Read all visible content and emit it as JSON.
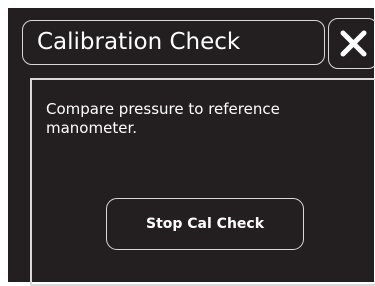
{
  "dialog": {
    "title": "Calibration Check",
    "message": "Compare pressure to reference manometer.",
    "stop_button_label": "Stop Cal Check"
  },
  "icons": {
    "close": "close-icon"
  },
  "colors": {
    "background": "#231f20",
    "border": "#d8d8d8",
    "text": "#ffffff"
  }
}
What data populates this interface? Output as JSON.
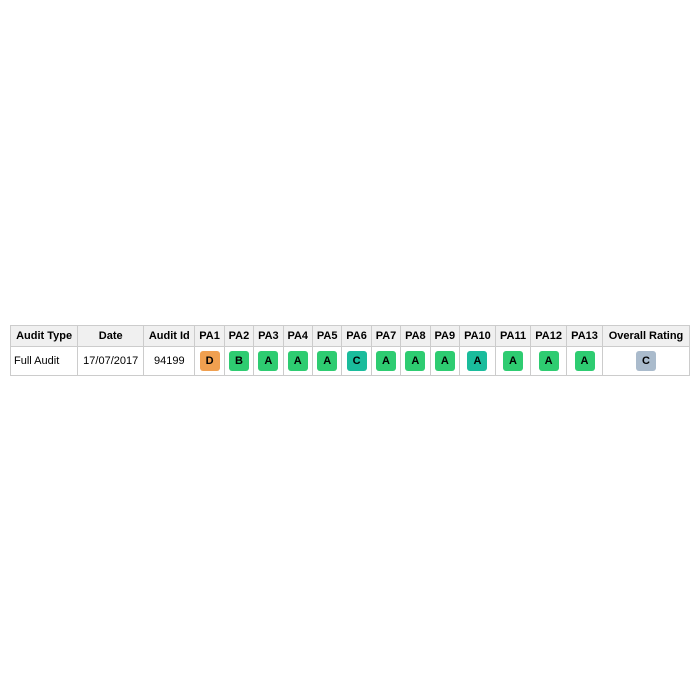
{
  "table": {
    "headers": [
      "Audit Type",
      "Date",
      "Audit Id",
      "PA1",
      "PA2",
      "PA3",
      "PA4",
      "PA5",
      "PA6",
      "PA7",
      "PA8",
      "PA9",
      "PA10",
      "PA11",
      "PA12",
      "PA13",
      "Overall Rating"
    ],
    "row": {
      "audit_type": "Full Audit",
      "date": "17/07/2017",
      "audit_id": "94199",
      "ratings": [
        {
          "label": "D",
          "style": "badge-orange"
        },
        {
          "label": "B",
          "style": "badge-green"
        },
        {
          "label": "A",
          "style": "badge-green"
        },
        {
          "label": "A",
          "style": "badge-green"
        },
        {
          "label": "A",
          "style": "badge-green"
        },
        {
          "label": "C",
          "style": "badge-teal"
        },
        {
          "label": "A",
          "style": "badge-green"
        },
        {
          "label": "A",
          "style": "badge-green"
        },
        {
          "label": "A",
          "style": "badge-green"
        },
        {
          "label": "A",
          "style": "badge-teal"
        },
        {
          "label": "A",
          "style": "badge-green"
        },
        {
          "label": "A",
          "style": "badge-green"
        },
        {
          "label": "A",
          "style": "badge-green"
        }
      ],
      "overall_rating": {
        "label": "C",
        "style": "badge-blue-gray"
      }
    }
  }
}
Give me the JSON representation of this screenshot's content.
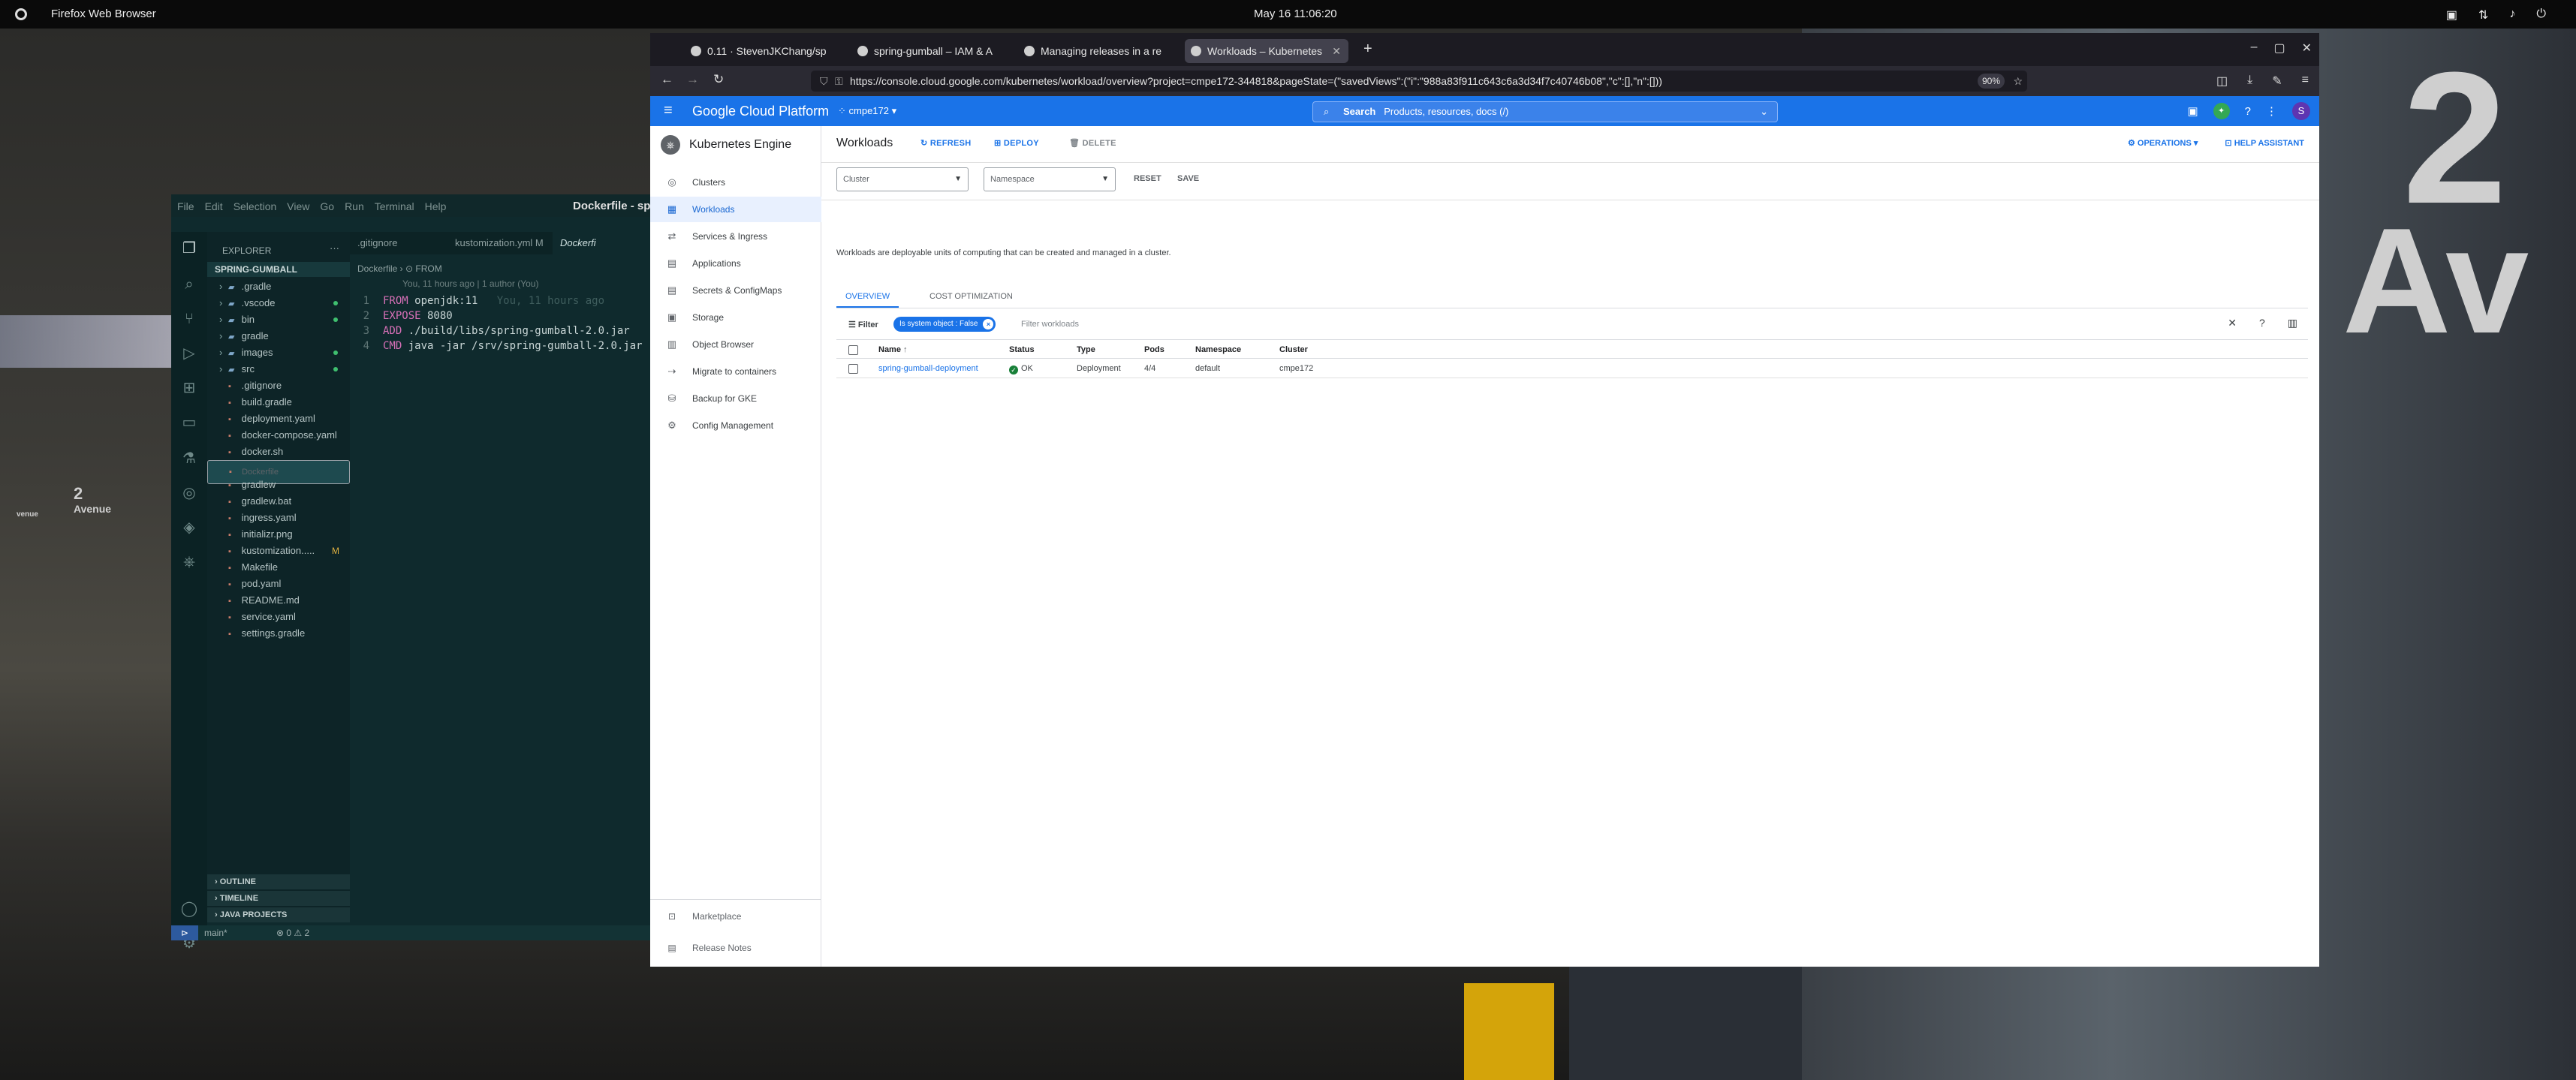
{
  "os": {
    "app_name": "Firefox Web Browser",
    "clock": "May 16  11:06:20"
  },
  "desktop": {
    "sign_big": "2",
    "sign_ave": "Av",
    "sign_small_num": "2",
    "sign_small_txt": "Avenue",
    "sign_left_txt": "venue"
  },
  "vscode": {
    "menu": [
      "File",
      "Edit",
      "Selection",
      "View",
      "Go",
      "Run",
      "Terminal",
      "Help"
    ],
    "title": "Dockerfile - sp",
    "explorer_label": "EXPLORER",
    "project": "SPRING-GUMBALL",
    "tree": [
      {
        "name": ".gradle",
        "type": "folder",
        "dot": false,
        "mark": ""
      },
      {
        "name": ".vscode",
        "type": "folder",
        "dot": true,
        "mark": ""
      },
      {
        "name": "bin",
        "type": "folder",
        "dot": true,
        "mark": ""
      },
      {
        "name": "gradle",
        "type": "folder",
        "dot": false,
        "mark": ""
      },
      {
        "name": "images",
        "type": "folder",
        "dot": true,
        "mark": ""
      },
      {
        "name": "src",
        "type": "folder",
        "dot": true,
        "mark": ""
      },
      {
        "name": ".gitignore",
        "type": "file",
        "dot": false,
        "mark": ""
      },
      {
        "name": "build.gradle",
        "type": "file",
        "dot": false,
        "mark": ""
      },
      {
        "name": "deployment.yaml",
        "type": "file",
        "dot": false,
        "mark": ""
      },
      {
        "name": "docker-compose.yaml",
        "type": "file",
        "dot": false,
        "mark": ""
      },
      {
        "name": "docker.sh",
        "type": "file",
        "dot": false,
        "mark": ""
      },
      {
        "name": "Dockerfile",
        "type": "file",
        "dot": false,
        "mark": "",
        "selected": true
      },
      {
        "name": "gradlew",
        "type": "file",
        "dot": false,
        "mark": ""
      },
      {
        "name": "gradlew.bat",
        "type": "file",
        "dot": false,
        "mark": ""
      },
      {
        "name": "ingress.yaml",
        "type": "file",
        "dot": false,
        "mark": ""
      },
      {
        "name": "initializr.png",
        "type": "file",
        "dot": false,
        "mark": ""
      },
      {
        "name": "kustomization.....",
        "type": "file",
        "dot": false,
        "mark": "M"
      },
      {
        "name": "Makefile",
        "type": "file",
        "dot": false,
        "mark": ""
      },
      {
        "name": "pod.yaml",
        "type": "file",
        "dot": false,
        "mark": ""
      },
      {
        "name": "README.md",
        "type": "file",
        "dot": false,
        "mark": ""
      },
      {
        "name": "service.yaml",
        "type": "file",
        "dot": false,
        "mark": ""
      },
      {
        "name": "settings.gradle",
        "type": "file",
        "dot": false,
        "mark": ""
      }
    ],
    "tabs": [
      ".gitignore",
      "kustomization.yml  M",
      "Dockerfi"
    ],
    "breadcrumb": "Dockerfile  ›  ⊙ FROM",
    "blame": "You, 11 hours ago | 1 author (You)",
    "code": [
      {
        "num": "1",
        "kw": "FROM",
        "rest": " openjdk:11",
        "ghost": "   You, 11 hours ago"
      },
      {
        "num": "2",
        "kw": "EXPOSE",
        "rest": " 8080",
        "ghost": ""
      },
      {
        "num": "3",
        "kw": "ADD",
        "rest": " ./build/libs/spring-gumball-2.0.jar",
        "ghost": ""
      },
      {
        "num": "4",
        "kw": "CMD",
        "rest": " java -jar /srv/spring-gumball-2.0.jar",
        "ghost": ""
      }
    ],
    "sections": [
      "OUTLINE",
      "TIMELINE",
      "JAVA PROJECTS"
    ],
    "status_branch": "main*",
    "status_problems": "⊗ 0 ⚠ 2"
  },
  "browser": {
    "tabs": [
      {
        "title": "0.11 · StevenJKChang/sp",
        "active": false
      },
      {
        "title": "spring-gumball – IAM & A",
        "active": false
      },
      {
        "title": "Managing releases in a re",
        "active": false
      },
      {
        "title": "Workloads – Kubernetes",
        "active": true
      }
    ],
    "url": "https://console.cloud.google.com/kubernetes/workload/overview?project=cmpe172-344818&pageState=(\"savedViews\":(\"i\":\"988a83f911c643c6a3d34f7c40746b08\",\"c\":[],\"n\":[]))",
    "zoom": "90%"
  },
  "gcp": {
    "brand": "Google Cloud Platform",
    "project": "cmpe172",
    "search_label": "Search",
    "search_hint": "Products, resources, docs (/)",
    "avatar_letter": "S",
    "product": "Kubernetes Engine",
    "nav": [
      "Clusters",
      "Workloads",
      "Services & Ingress",
      "Applications",
      "Secrets & ConfigMaps",
      "Storage",
      "Object Browser",
      "Migrate to containers",
      "Backup for GKE",
      "Config Management"
    ],
    "nav_active": "Workloads",
    "nav_bottom": [
      "Marketplace",
      "Release Notes"
    ],
    "page_title": "Workloads",
    "actions": {
      "refresh": "REFRESH",
      "deploy": "DEPLOY",
      "delete": "DELETE"
    },
    "right_links": {
      "operations": "OPERATIONS",
      "help": "HELP ASSISTANT"
    },
    "filters": {
      "cluster": "Cluster",
      "namespace": "Namespace",
      "reset": "RESET",
      "save": "SAVE"
    },
    "description": "Workloads are deployable units of computing that can be created and managed in a cluster.",
    "tabs": [
      "OVERVIEW",
      "COST OPTIMIZATION"
    ],
    "filter_label": "Filter",
    "chip": "Is system object : False",
    "filter_placeholder": "Filter workloads",
    "columns": [
      "Name",
      "Status",
      "Type",
      "Pods",
      "Namespace",
      "Cluster"
    ],
    "rows": [
      {
        "name": "spring-gumball-deployment",
        "status": "OK",
        "type": "Deployment",
        "pods": "4/4",
        "namespace": "default",
        "cluster": "cmpe172"
      }
    ]
  }
}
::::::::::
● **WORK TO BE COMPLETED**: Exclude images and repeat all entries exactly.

● **SOLUTION FOR THIS EXERCISE**:
Read all visible content and emit it as JSON.
{
  "dialog": {
    "title": "Calibration Check",
    "message": "Compare pressure to reference manometer.",
    "stop_button_label": "Stop Cal Check"
  },
  "icons": {
    "close": "close-icon"
  },
  "colors": {
    "background": "#231f20",
    "border": "#d8d8d8",
    "text": "#ffffff"
  }
}
What data populates this interface? Output as JSON.
{
  "table": {
    "headers": [
      "Audit Type",
      "Date",
      "Audit Id",
      "PA1",
      "PA2",
      "PA3",
      "PA4",
      "PA5",
      "PA6",
      "PA7",
      "PA8",
      "PA9",
      "PA10",
      "PA11",
      "PA12",
      "PA13",
      "Overall Rating"
    ],
    "row": {
      "audit_type": "Full Audit",
      "date": "17/07/2017",
      "audit_id": "94199",
      "ratings": [
        {
          "label": "D",
          "style": "badge-orange"
        },
        {
          "label": "B",
          "style": "badge-green"
        },
        {
          "label": "A",
          "style": "badge-green"
        },
        {
          "label": "A",
          "style": "badge-green"
        },
        {
          "label": "A",
          "style": "badge-green"
        },
        {
          "label": "C",
          "style": "badge-teal"
        },
        {
          "label": "A",
          "style": "badge-green"
        },
        {
          "label": "A",
          "style": "badge-green"
        },
        {
          "label": "A",
          "style": "badge-green"
        },
        {
          "label": "A",
          "style": "badge-teal"
        },
        {
          "label": "A",
          "style": "badge-green"
        },
        {
          "label": "A",
          "style": "badge-green"
        },
        {
          "label": "A",
          "style": "badge-green"
        }
      ],
      "overall_rating": {
        "label": "C",
        "style": "badge-blue-gray"
      }
    }
  }
}
Give me the JSON representation of this screenshot's content.
{
  "os": {
    "app_name": "Firefox Web Browser",
    "clock": "May 16  11:06:20"
  },
  "desktop": {
    "sign_big": "2",
    "sign_ave": "Av",
    "sign_small_num": "2",
    "sign_small_txt": "Avenue",
    "sign_left_txt": "venue"
  },
  "vscode": {
    "menu": [
      "File",
      "Edit",
      "Selection",
      "View",
      "Go",
      "Run",
      "Terminal",
      "Help"
    ],
    "title": "Dockerfile - sp",
    "explorer_label": "EXPLORER",
    "project": "SPRING-GUMBALL",
    "tree": [
      {
        "name": ".gradle",
        "type": "folder",
        "dot": false,
        "mark": ""
      },
      {
        "name": ".vscode",
        "type": "folder",
        "dot": true,
        "mark": ""
      },
      {
        "name": "bin",
        "type": "folder",
        "dot": true,
        "mark": ""
      },
      {
        "name": "gradle",
        "type": "folder",
        "dot": false,
        "mark": ""
      },
      {
        "name": "images",
        "type": "folder",
        "dot": true,
        "mark": ""
      },
      {
        "name": "src",
        "type": "folder",
        "dot": true,
        "mark": ""
      },
      {
        "name": ".gitignore",
        "type": "file",
        "dot": false,
        "mark": ""
      },
      {
        "name": "build.gradle",
        "type": "file",
        "dot": false,
        "mark": ""
      },
      {
        "name": "deployment.yaml",
        "type": "file",
        "dot": false,
        "mark": ""
      },
      {
        "name": "docker-compose.yaml",
        "type": "file",
        "dot": false,
        "mark": ""
      },
      {
        "name": "docker.sh",
        "type": "file",
        "dot": false,
        "mark": ""
      },
      {
        "name": "Dockerfile",
        "type": "file",
        "dot": false,
        "mark": "",
        "selected": true
      },
      {
        "name": "gradlew",
        "type": "file",
        "dot": false,
        "mark": ""
      },
      {
        "name": "gradlew.bat",
        "type": "file",
        "dot": false,
        "mark": ""
      },
      {
        "name": "ingress.yaml",
        "type": "file",
        "dot": false,
        "mark": ""
      },
      {
        "name": "initializr.png",
        "type": "file",
        "dot": false,
        "mark": ""
      },
      {
        "name": "kustomization.....",
        "type": "file",
        "dot": false,
        "mark": "M"
      },
      {
        "name": "Makefile",
        "type": "file",
        "dot": false,
        "mark": ""
      },
      {
        "name": "pod.yaml",
        "type": "file",
        "dot": false,
        "mark": ""
      },
      {
        "name": "README.md",
        "type": "file",
        "dot": false,
        "mark": ""
      },
      {
        "name": "service.yaml",
        "type": "file",
        "dot": false,
        "mark": ""
      },
      {
        "name": "settings.gradle",
        "type": "file",
        "dot": false,
        "mark": ""
      }
    ],
    "tabs": [
      ".gitignore",
      "kustomization.yml  M",
      "Dockerfi"
    ],
    "breadcrumb": "Dockerfile  ›  ⊙ FROM",
    "blame": "You, 11 hours ago | 1 author (You)",
    "code": [
      {
        "num": "1",
        "kw": "FROM",
        "rest": " openjdk:11",
        "ghost": "   You, 11 hours ago"
      },
      {
        "num": "2",
        "kw": "EXPOSE",
        "rest": " 8080",
        "ghost": ""
      },
      {
        "num": "3",
        "kw": "ADD",
        "rest": " ./build/libs/spring-gumball-2.0.jar",
        "ghost": ""
      },
      {
        "num": "4",
        "kw": "CMD",
        "rest": " java -jar /srv/spring-gumball-2.0.jar",
        "ghost": ""
      }
    ],
    "sections": [
      "OUTLINE",
      "TIMELINE",
      "JAVA PROJECTS"
    ],
    "status_branch": "main*",
    "status_problems": "⊗ 0 ⚠ 2"
  },
  "browser": {
    "tabs": [
      {
        "title": "0.11 · StevenJKChang/sp",
        "active": false
      },
      {
        "title": "spring-gumball – IAM & A",
        "active": false
      },
      {
        "title": "Managing releases in a re",
        "active": false
      },
      {
        "title": "Workloads – Kubernetes",
        "active": true
      }
    ],
    "url": "https://console.cloud.google.com/kubernetes/workload/overview?project=cmpe172-344818&pageState=(\"savedViews\":(\"i\":\"988a83f911c643c6a3d34f7c40746b08\",\"c\":[],\"n\":[]))",
    "zoom": "90%"
  },
  "gcp": {
    "brand": "Google Cloud Platform",
    "project": "cmpe172",
    "search_label": "Search",
    "search_hint": "Products, resources, docs (/)",
    "avatar_letter": "S",
    "product": "Kubernetes Engine",
    "nav": [
      "Clusters",
      "Workloads",
      "Services & Ingress",
      "Applications",
      "Secrets & ConfigMaps",
      "Storage",
      "Object Browser",
      "Migrate to containers",
      "Backup for GKE",
      "Config Management"
    ],
    "nav_active": "Workloads",
    "nav_bottom": [
      "Marketplace",
      "Release Notes"
    ],
    "page_title": "Workloads",
    "actions": {
      "refresh": "REFRESH",
      "deploy": "DEPLOY",
      "delete": "DELETE"
    },
    "right_links": {
      "operations": "OPERATIONS",
      "help": "HELP ASSISTANT"
    },
    "filters": {
      "cluster": "Cluster",
      "namespace": "Namespace",
      "reset": "RESET",
      "save": "SAVE"
    },
    "description": "Workloads are deployable units of computing that can be created and managed in a cluster.",
    "tabs": [
      "OVERVIEW",
      "COST OPTIMIZATION"
    ],
    "filter_label": "Filter",
    "chip": "Is system object : False",
    "filter_placeholder": "Filter workloads",
    "columns": [
      "Name",
      "Status",
      "Type",
      "Pods",
      "Namespace",
      "Cluster"
    ],
    "rows": [
      {
        "name": "spring-gumball-deployment",
        "status": "OK",
        "type": "Deployment",
        "pods": "4/4",
        "namespace": "default",
        "cluster": "cmpe172"
      }
    ]
  }
}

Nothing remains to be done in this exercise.